No we made it clear that it will go hand in hand with the promoting of the standard of living of the Israeli-Arab citizens. Now we have a budget for Galilee, in Galilee there are half and half, half Jewish, half Arab. We decided that a third of the budget will go to promote the Arab economy, a third the Jewish, and a third common, so we are very clear in our ambition to respect an Arab citizen like an Israeli one, and you know what? there is a silent revolution taking place, it has not been reported in the press so much, among the Arab citizens of Israel who are 1.4 out of seven million people. They have already 50000 academicians, every year there is a registration of 19000 young Palestinians to the universities, most of them women, which is another indication. Now many of them are doctors and nurses in the Israeli hospitals…
(Cuts in) But there is a feeling of discrimination nevertheless no matter what you say. Just a few hours before we sat down for this conversation, Arab properties in east Jerusalem were demolished allegedly because there was no panning permission but the catch 22 is they cannot get planning permission, so they feel like there’s one law for the Israelis and one law for them, how can you promote equality on that basis?
No, in the Galilee and Negev, you are talking about Galilee and the Negev – Jerusalem is a different story – why not? First of all, you know maybe they have less land but more income because Israel economy is a very sophisticated one. You know we have increased the yield of our agriculture 18 times in 27 years, so if you have an eighteenth part of the land possess you have more income and they are excellent farmers. But you cannot live on the land anyway because agriculture went down from 60percent in the world economy to one or two percent. What we are now trying to do, in order to achieve real equality is to build industrial parks, high-tech parks, in Arab vicinities jointly or separately.

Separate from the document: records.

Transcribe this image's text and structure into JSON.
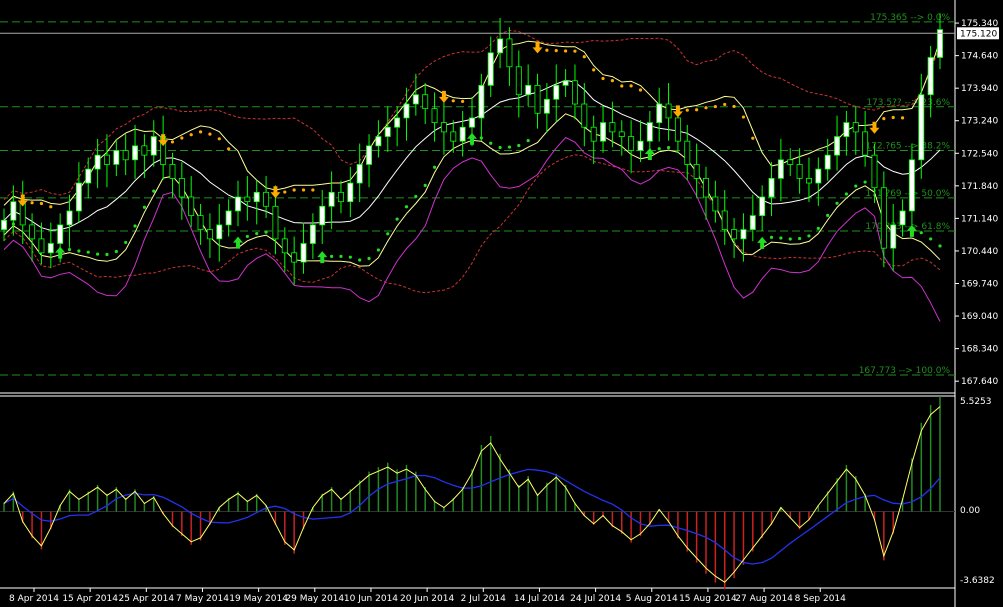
{
  "chart_data": [
    {
      "type": "candlestick",
      "panel": "price",
      "y_ticks": [
        "175.340",
        "174.640",
        "173.940",
        "173.240",
        "172.540",
        "171.840",
        "171.140",
        "170.440",
        "169.740",
        "169.040",
        "168.340",
        "167.640"
      ],
      "y_tick_values": [
        175.34,
        174.64,
        173.94,
        173.24,
        172.54,
        171.84,
        171.14,
        170.44,
        169.74,
        169.04,
        168.34,
        167.64
      ],
      "ylim": [
        167.45,
        175.75
      ],
      "current_price": "175.120",
      "current_price_value": 175.12,
      "fib_levels": [
        {
          "label": "175.365 --> 0.0%",
          "value": 175.365
        },
        {
          "label": "173.5?? --> 23.6%",
          "value": 173.54
        },
        {
          "label": "172.?65 --> 38.2%",
          "value": 172.6
        },
        {
          "label": "171.?69 --> 50.0%",
          "value": 171.58
        },
        {
          "label": "170.?73 --> 61.8%",
          "value": 170.87
        },
        {
          "label": "167.773 --> 100.0%",
          "value": 167.773
        }
      ],
      "closes": [
        171.1,
        171.5,
        171.0,
        170.7,
        170.4,
        170.6,
        171.0,
        171.3,
        171.9,
        172.2,
        172.5,
        172.3,
        172.6,
        172.4,
        172.7,
        172.5,
        172.9,
        172.3,
        172.0,
        171.6,
        171.2,
        170.9,
        170.7,
        171.0,
        171.3,
        171.6,
        171.5,
        171.7,
        171.4,
        170.7,
        170.4,
        170.2,
        170.6,
        171.0,
        171.4,
        171.7,
        171.5,
        171.9,
        172.3,
        172.7,
        172.9,
        173.1,
        173.3,
        173.6,
        173.8,
        173.5,
        173.2,
        173.0,
        172.8,
        173.1,
        173.3,
        174.0,
        174.7,
        175.0,
        174.4,
        173.8,
        174.0,
        173.4,
        173.7,
        174.0,
        174.1,
        173.6,
        173.1,
        172.8,
        173.2,
        173.0,
        172.9,
        172.6,
        172.8,
        173.2,
        173.6,
        173.3,
        172.8,
        172.3,
        172.0,
        171.6,
        171.3,
        170.9,
        170.7,
        170.9,
        171.2,
        171.6,
        172.0,
        172.4,
        172.3,
        172.0,
        171.9,
        172.2,
        172.5,
        172.9,
        173.2,
        173.0,
        172.5,
        171.8,
        170.5,
        171.0,
        171.3,
        172.4,
        173.8,
        174.6,
        175.2
      ],
      "oscillator_ticks": [
        "5.5253",
        "0.00",
        "-3.6382"
      ],
      "oscillator_values": [
        0.4,
        0.9,
        -0.5,
        -1.2,
        -1.7,
        -0.8,
        0.3,
        1.0,
        0.6,
        0.9,
        1.2,
        0.8,
        1.1,
        0.6,
        1.0,
        0.4,
        0.7,
        -0.1,
        -0.7,
        -1.1,
        -1.5,
        -1.3,
        -0.6,
        0.2,
        0.6,
        0.9,
        0.5,
        0.8,
        0.3,
        -0.6,
        -1.5,
        -1.9,
        -0.8,
        0.2,
        0.8,
        1.1,
        0.6,
        1.0,
        1.4,
        1.8,
        2.0,
        2.2,
        1.9,
        2.1,
        1.8,
        1.1,
        0.5,
        0.2,
        0.6,
        1.1,
        1.9,
        3.0,
        3.4,
        2.6,
        1.9,
        1.2,
        1.6,
        0.8,
        1.3,
        1.7,
        1.2,
        0.4,
        -0.2,
        -0.6,
        -0.2,
        -0.7,
        -1.0,
        -1.4,
        -1.1,
        -0.6,
        0.1,
        -0.5,
        -1.2,
        -1.8,
        -2.3,
        -2.8,
        -3.2,
        -3.5,
        -3.0,
        -2.4,
        -1.8,
        -1.2,
        -0.6,
        0.2,
        -0.3,
        -0.8,
        -0.4,
        0.3,
        0.9,
        1.5,
        2.1,
        1.6,
        0.8,
        -0.4,
        -2.2,
        -1.0,
        0.6,
        2.4,
        4.0,
        4.8,
        5.2
      ],
      "oscillator_ylim": [
        -3.6382,
        5.5253
      ],
      "x_tick_labels": [
        "8 Apr 2014",
        "15 Apr 2014",
        "25 Apr 2014",
        "7 May 2014",
        "19 May 2014",
        "29 May 2014",
        "10 Jun 2014",
        "20 Jun 2014",
        "2 Jul 2014",
        "14 Jul 2014",
        "24 Jul 2014",
        "5 Aug 2014",
        "15 Aug 2014",
        "27 Aug 2014",
        "8 Sep 2014"
      ],
      "x_tick_positions": [
        0,
        6,
        12,
        18,
        24,
        30,
        36,
        42,
        48,
        54,
        60,
        66,
        72,
        78,
        84
      ],
      "colors": {
        "bull": "#ffffff",
        "bear": "#000000",
        "wick": "#00ff00",
        "outer_band": "#cc3333",
        "inner_band": "#ffff99",
        "mid_line": "#ffffff",
        "magenta_line": "#cc33cc",
        "trail_green": "#22dd22",
        "trail_orange": "#ffaa00",
        "fib": "#1f8f1f",
        "hist_pos": "#228b22",
        "hist_neg": "#cc2222",
        "osc_yellow": "#ffff66",
        "osc_blue": "#2233ee"
      }
    }
  ]
}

But you continue to build settlements against international law…
We stopped it and we look for a solution. When I said Mr Olmert has suggested 90 percent of the land and the rest is to concentrate all the settlements in the West Bank in three locations, to limit the settlements elsewhere and to compensate the Palestinians with other land. You know this conflict started before there was one Jewish settlement in the West Bank, what really brought the Jewish settlements was the ongoing attacks. When you are being attacked your consideration is security.
But again I want to repeat clearly there will not be the slightest discrimination of an Arab citizen in the Negev or Galilee, not because we are afraid of the Arabs but afraid of ourselves. We were not born in our concept to be the masters or controllers of another people it stands against everything that we stand for you must understand it. If you take away the moral foundation of the Jewish existence you don’t have a Jewish existence, and do not take it lightly. We don’t like what we were forced to do, we never looked to become a military force.

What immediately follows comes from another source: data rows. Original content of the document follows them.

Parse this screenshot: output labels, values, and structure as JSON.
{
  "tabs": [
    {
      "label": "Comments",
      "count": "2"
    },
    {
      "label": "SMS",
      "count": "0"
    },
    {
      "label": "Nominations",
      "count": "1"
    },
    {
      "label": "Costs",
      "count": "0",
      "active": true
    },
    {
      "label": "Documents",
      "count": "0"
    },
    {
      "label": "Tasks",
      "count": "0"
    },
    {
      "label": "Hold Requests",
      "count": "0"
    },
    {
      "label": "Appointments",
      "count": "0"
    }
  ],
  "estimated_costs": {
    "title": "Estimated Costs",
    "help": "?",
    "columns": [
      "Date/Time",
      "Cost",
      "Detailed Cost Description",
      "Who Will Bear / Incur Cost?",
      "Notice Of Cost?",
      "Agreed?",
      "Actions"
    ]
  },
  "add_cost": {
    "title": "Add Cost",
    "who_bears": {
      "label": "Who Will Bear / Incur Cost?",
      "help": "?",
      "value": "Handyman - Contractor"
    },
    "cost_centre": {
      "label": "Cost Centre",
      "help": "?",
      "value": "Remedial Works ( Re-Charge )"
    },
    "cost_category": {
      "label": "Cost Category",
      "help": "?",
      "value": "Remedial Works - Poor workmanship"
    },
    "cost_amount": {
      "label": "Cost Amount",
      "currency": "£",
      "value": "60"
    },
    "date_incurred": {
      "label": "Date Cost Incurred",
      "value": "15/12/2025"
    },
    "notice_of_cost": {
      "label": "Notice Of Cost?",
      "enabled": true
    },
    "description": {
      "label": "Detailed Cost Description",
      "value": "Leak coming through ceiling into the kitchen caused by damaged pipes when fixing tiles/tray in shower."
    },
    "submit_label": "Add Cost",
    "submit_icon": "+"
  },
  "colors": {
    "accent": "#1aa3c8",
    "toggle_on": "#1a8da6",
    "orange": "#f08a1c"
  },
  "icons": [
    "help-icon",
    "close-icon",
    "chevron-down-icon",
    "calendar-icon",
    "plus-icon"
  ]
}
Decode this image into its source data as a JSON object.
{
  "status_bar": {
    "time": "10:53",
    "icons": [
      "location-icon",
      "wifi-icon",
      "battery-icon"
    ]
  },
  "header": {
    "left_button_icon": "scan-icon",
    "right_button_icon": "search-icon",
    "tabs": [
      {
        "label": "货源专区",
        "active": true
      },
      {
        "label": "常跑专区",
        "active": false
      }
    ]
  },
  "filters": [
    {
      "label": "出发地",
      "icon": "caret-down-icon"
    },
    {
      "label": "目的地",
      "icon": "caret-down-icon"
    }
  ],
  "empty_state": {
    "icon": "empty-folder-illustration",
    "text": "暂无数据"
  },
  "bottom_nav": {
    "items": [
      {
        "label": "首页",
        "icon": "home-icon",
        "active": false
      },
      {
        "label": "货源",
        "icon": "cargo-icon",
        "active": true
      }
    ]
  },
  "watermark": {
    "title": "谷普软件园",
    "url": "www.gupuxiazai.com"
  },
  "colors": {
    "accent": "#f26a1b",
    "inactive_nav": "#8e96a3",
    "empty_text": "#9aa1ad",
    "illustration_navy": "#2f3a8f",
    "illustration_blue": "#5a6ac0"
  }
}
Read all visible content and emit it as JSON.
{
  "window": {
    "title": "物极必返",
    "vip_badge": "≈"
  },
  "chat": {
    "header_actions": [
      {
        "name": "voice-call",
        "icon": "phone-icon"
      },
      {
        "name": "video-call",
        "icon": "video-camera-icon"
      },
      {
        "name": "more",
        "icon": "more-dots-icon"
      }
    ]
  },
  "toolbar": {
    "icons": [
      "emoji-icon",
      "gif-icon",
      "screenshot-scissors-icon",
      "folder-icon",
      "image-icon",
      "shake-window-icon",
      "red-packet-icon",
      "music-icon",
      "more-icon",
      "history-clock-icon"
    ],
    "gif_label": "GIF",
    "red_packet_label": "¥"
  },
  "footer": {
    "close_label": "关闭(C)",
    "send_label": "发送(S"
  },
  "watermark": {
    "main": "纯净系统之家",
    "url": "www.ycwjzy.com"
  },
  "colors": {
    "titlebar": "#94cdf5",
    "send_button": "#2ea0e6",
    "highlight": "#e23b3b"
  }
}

We never wanted to have military victories, but we were forced because otherwise we would disappear as a people. But if we have a choice and for us to bring equality is in accordance with a basic Jewish obligation to respect every human being as though he was born in the image of the Lord. We are not masters, we are not the lords.
Are these the words of a man who wants to be Israel’s next president?

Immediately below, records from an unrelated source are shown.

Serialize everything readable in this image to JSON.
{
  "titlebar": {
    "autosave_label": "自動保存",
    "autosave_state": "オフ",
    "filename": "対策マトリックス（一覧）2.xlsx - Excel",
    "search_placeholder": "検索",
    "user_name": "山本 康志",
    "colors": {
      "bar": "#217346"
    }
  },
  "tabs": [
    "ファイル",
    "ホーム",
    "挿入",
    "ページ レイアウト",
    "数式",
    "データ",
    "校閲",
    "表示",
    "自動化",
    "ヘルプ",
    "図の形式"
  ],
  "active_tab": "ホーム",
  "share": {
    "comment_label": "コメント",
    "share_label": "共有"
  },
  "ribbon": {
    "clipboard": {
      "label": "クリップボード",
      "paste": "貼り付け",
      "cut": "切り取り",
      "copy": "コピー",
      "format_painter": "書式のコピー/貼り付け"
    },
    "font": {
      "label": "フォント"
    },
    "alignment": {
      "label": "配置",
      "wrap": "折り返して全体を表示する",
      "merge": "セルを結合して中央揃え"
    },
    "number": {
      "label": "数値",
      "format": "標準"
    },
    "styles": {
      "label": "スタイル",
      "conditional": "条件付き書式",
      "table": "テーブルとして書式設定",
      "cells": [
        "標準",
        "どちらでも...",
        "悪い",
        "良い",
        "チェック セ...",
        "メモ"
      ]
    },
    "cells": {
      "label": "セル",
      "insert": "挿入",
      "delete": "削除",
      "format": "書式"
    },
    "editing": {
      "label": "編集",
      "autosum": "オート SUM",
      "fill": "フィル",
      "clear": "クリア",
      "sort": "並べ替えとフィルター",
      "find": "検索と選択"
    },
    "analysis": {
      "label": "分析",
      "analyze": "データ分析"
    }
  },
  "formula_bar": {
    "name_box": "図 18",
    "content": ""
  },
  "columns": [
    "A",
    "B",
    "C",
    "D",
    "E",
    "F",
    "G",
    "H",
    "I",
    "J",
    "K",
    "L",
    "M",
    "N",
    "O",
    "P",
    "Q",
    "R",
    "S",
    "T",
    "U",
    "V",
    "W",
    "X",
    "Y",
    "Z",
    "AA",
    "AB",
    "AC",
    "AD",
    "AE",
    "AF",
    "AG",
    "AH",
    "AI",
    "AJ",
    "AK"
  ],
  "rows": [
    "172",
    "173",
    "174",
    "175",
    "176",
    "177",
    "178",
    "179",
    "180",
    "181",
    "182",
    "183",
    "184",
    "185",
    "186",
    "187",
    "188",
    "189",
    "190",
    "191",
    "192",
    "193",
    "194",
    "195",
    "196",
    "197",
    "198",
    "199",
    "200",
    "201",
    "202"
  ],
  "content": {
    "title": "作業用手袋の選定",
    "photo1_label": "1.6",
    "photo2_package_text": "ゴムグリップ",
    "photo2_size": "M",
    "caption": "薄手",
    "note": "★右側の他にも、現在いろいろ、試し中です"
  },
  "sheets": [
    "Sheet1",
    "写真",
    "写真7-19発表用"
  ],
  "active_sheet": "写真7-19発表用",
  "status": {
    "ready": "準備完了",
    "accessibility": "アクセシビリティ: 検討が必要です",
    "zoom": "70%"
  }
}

Well if you challenge me like that 80 percent supports me, I think because of my views. I am not in a beauty contest and I do not hide my views, which means that a better majority, a lion majority of Israelis, think what I am saying makes sense and know exactly that I represent something that is deep and profound.